My investigations in neural networks have led me back to the conclusion that I can't hide from c++ forever. As well as AutoHotKey has served me over the past few years, I fear the power limits may finally be upon me. The fact of the matter is, c++ boasts a raw speed and power with which AHK can't compete. AHK wins for ease-of-use any day...but in algorithmic programming, the speed of c++ wins. As such, I'm bringing out the old c++ compilers again and learning my way around. I used to be pretty fluent in the language, but I've grown pretty rusty and have grown too content with the ease of AHK programming.
I'm reworking the neural network engine in c++, and looking to gain roughly a 100x performance increase (based on some numbers I've seen around the AHK forums). If there is justice in the world, that could mean 100x better function approximations, 100x larger neural nets, or even 100x better music. Who knows.
If c++ starts working for me again, I have a good compromise in mind. Design the GUIs in AHK, because they generally don't have to do much complicated work. They just have to look friendly. Then do the actually plugin processing in c++ to get the speed advantage. This part doesn't have to look good.

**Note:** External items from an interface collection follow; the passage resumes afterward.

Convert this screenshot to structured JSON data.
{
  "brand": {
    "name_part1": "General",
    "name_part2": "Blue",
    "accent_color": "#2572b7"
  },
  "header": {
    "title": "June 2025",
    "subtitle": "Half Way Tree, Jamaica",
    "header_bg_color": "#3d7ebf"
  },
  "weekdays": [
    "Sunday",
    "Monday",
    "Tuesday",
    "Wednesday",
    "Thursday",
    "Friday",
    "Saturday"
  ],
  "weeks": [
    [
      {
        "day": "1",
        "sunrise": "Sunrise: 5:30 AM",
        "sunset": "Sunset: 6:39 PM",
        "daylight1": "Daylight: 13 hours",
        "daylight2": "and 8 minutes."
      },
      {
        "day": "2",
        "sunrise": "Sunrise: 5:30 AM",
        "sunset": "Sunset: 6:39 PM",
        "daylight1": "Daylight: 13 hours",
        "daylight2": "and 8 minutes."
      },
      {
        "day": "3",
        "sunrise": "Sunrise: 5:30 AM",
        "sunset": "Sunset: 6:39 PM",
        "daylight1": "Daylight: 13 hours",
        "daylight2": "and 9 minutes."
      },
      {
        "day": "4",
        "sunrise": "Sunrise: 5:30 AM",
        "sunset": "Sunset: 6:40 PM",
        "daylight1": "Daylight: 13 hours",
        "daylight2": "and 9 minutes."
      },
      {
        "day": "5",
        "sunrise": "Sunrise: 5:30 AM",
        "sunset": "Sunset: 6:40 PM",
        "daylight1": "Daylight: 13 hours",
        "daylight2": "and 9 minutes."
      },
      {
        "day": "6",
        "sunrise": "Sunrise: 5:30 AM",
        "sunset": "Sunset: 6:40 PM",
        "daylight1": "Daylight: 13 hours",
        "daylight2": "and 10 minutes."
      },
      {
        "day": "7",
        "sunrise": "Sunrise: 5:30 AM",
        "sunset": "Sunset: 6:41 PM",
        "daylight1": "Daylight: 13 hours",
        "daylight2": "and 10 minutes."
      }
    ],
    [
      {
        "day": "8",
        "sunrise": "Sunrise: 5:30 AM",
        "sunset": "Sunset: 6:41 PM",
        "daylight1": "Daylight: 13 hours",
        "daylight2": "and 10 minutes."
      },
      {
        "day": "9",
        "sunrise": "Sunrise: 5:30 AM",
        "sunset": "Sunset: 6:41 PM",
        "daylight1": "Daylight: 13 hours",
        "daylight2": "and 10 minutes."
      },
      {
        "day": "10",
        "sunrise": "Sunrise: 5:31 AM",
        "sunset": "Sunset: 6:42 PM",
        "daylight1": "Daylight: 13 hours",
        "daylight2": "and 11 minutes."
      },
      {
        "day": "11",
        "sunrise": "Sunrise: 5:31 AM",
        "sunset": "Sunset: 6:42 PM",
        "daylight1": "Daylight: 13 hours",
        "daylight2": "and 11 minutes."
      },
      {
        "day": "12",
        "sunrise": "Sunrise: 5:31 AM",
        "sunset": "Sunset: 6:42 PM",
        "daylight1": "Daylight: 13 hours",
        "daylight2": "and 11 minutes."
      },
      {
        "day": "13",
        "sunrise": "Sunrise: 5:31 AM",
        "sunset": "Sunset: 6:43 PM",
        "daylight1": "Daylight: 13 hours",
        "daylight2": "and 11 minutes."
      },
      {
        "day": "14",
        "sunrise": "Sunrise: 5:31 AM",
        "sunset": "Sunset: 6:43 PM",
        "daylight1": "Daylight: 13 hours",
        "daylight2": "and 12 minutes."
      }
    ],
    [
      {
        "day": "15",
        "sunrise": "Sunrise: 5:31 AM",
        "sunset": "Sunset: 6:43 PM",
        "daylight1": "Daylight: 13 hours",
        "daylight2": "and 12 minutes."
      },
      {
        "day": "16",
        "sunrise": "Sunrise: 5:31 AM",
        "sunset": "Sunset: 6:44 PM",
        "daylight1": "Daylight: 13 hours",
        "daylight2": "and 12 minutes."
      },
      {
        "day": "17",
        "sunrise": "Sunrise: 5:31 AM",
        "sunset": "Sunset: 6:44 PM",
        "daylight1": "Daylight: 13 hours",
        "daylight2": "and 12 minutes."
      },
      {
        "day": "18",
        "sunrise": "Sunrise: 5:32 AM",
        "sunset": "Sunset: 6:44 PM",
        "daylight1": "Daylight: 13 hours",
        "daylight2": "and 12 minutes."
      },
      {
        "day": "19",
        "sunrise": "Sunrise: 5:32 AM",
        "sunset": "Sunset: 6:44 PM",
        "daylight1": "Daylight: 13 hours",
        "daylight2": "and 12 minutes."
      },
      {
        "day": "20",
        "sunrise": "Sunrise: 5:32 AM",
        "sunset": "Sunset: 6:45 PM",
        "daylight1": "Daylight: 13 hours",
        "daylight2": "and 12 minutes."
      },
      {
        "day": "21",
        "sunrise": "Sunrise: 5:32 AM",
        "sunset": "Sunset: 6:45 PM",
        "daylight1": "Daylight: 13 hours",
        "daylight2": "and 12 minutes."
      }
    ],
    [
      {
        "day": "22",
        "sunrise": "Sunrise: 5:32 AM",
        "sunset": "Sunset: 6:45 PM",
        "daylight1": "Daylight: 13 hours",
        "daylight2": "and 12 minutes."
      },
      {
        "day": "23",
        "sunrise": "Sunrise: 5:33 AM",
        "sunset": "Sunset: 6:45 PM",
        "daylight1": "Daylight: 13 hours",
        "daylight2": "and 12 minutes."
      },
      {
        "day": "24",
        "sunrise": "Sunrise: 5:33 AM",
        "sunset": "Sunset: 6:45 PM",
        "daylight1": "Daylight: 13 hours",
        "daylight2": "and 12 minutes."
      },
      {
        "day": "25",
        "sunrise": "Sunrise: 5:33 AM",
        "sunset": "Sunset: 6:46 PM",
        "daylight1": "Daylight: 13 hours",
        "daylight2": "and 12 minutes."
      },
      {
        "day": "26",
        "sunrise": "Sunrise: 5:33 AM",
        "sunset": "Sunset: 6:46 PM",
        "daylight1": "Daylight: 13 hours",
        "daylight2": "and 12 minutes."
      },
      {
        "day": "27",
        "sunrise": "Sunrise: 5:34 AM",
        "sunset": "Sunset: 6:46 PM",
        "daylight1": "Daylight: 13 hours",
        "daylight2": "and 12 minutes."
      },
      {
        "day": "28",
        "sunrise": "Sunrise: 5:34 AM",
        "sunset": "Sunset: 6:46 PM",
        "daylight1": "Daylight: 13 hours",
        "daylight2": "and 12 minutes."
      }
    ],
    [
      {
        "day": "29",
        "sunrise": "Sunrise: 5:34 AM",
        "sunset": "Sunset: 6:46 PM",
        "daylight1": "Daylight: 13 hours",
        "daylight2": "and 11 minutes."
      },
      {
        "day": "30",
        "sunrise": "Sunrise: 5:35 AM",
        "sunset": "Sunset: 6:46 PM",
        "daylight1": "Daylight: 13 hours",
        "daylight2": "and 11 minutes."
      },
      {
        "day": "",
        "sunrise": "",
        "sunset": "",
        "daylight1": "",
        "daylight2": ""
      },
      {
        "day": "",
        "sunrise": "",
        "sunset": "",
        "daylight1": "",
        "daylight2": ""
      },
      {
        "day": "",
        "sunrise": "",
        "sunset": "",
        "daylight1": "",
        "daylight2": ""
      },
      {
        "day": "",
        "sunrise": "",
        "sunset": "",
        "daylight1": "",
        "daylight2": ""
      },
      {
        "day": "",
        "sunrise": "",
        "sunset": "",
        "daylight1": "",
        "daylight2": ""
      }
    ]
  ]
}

This should also solve another thing I've been worried about: code security from theft. If I really do release mGen, it'd be reverse engineer, cracked, and modified to the world's content by even the least adept hacker. The code of AHK is way too insecure because it's an interpreted language, which means the whole script is sitting right there in memory, waiting to be stolen. In c++, however, everything is compiled down to machine code, which would take way, way longer to reverse engineer. It could still be done. BUT, with c++, I could purchase obfuscation software, which would be the final step in preventing reverse engineering. It wouldn't keep out professionals that really want to crack my program. But obfuscated c++ would be about 1000x harder to reverse engineer than an AHK script (no obfuscation tools even exist for AHK). So that's something that's been sitting in the back of my mind.
Not to mention, it's nice to have an OOP language back. I've missed classes, and I my mind has matured to the point that I can now understand all the basic functions of c++, including classes, pointers & references, inheritance, etc. Hopefully my new neural net engine will prove it.